I also want to briefly address Ryan’s dismissal of my claim that, with regard to 9/11, “[o]ne attack, no matter how horrible, does not a (non-international) armed conflict make.” He disagrees, citing a 2003 article by Derek Jinks in which Jinks claims (1) that “the laws of war apply to all acts committed in an armed conflict even if committed prior to the point at which the ‘protracted’ threshold was crossed,” and (2) that NIAC exists even if the hostilities are not adequately organized and intense as long as “the state party to the hostilities interprets them as an ‘armed conflict (a subjective standard).” I have great respect for Derek’s work, but both points are well outside of the IHL mainstream. (And note that Derek repeated the second point today.)
I will try to write in more depth about Derek’s points soon. Suffice it for now to say that the only cite he provides for his first point does not actually support his argument. Here is what he says in the footnote, citing paras. 619-27 of the Trial Chamber’s judgment in Akayesu:
The jurisprudence of the ICTR is instructive on this point. The relevant “armed conflict” in Rwanda lasted a total of six months. Applying the ICTY definition, the tribunal held Common Article 3 applicable to the conflict, finding that the “armed conflict” existed from the initiation of the hostilities even if the existence of an armed conflict could only be discerned after the violence had become “protracted.”

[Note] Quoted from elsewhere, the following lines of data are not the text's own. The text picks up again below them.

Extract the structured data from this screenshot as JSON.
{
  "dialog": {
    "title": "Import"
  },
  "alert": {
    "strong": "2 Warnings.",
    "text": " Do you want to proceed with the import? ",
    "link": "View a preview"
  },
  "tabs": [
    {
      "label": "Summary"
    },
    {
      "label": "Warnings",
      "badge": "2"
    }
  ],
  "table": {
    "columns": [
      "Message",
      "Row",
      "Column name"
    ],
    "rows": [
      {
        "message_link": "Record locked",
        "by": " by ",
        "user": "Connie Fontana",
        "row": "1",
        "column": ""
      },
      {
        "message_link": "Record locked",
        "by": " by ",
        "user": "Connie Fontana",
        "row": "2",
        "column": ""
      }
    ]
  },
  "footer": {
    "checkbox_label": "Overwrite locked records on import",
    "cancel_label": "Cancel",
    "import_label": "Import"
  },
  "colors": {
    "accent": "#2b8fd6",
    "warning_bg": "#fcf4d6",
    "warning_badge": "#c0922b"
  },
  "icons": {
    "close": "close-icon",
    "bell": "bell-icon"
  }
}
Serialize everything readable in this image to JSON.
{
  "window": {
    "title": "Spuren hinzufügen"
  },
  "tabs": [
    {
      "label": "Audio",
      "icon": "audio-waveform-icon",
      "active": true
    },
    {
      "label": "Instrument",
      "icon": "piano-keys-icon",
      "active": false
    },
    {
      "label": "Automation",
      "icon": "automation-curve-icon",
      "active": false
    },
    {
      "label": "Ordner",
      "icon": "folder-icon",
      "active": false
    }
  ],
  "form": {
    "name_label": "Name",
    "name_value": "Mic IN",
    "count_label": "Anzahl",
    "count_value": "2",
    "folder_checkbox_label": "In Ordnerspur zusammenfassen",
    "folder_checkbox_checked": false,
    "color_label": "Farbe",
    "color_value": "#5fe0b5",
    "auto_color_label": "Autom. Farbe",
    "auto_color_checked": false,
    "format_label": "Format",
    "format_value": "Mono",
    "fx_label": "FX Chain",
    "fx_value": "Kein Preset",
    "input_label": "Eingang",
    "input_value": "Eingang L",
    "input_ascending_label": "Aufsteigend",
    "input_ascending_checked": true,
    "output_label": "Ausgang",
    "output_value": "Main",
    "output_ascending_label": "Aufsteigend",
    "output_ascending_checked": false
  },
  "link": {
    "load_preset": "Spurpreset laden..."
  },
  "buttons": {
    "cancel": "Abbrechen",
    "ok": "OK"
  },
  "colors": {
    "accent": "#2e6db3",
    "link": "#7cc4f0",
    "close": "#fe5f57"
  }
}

That is not what the Trial Chamber held. It held only that “[i]n the present case, evidence has been presented to the Chamber which showed there was at the least a conflict not of a international character in Rwanda at the time of the events alleged in the Indictment” (para 627; emphasis mine). The events alleged in the indictment with regard to war crimes began on 7 April 1994, one day after President Habyarimana’s plane was shot down. By that time, the conflict had already begun between the RPF and FAR (see para. 109 of the judgment), justifying the Trial Chamber’s conclusion that a NIAC existed. More importantly, the Trial Chamber neither suggested nor implied that the attack on the plane — the Rwandan genocide equivalent to 9/11 — was itself part of the NIAC that began the next day. That was simply not an issue in the case.
Finally, it’s also worth briefly noting that Akayesu also contradicts Derek’s second point — that a state’s subjective belief a NIAC exists means that a NIAC exists even if the hostilities do not objectively qualify as armed conflict. The Trial Chamber specifically noted (para. 624) with regard to both Common Article 3 conflicts and Second Additional Protocol conflicts that “these criteria have to be applied objectively, irrespective of the subjective conclusions of the parties involved in the conflict.” But I’ll have more to say about that issue later.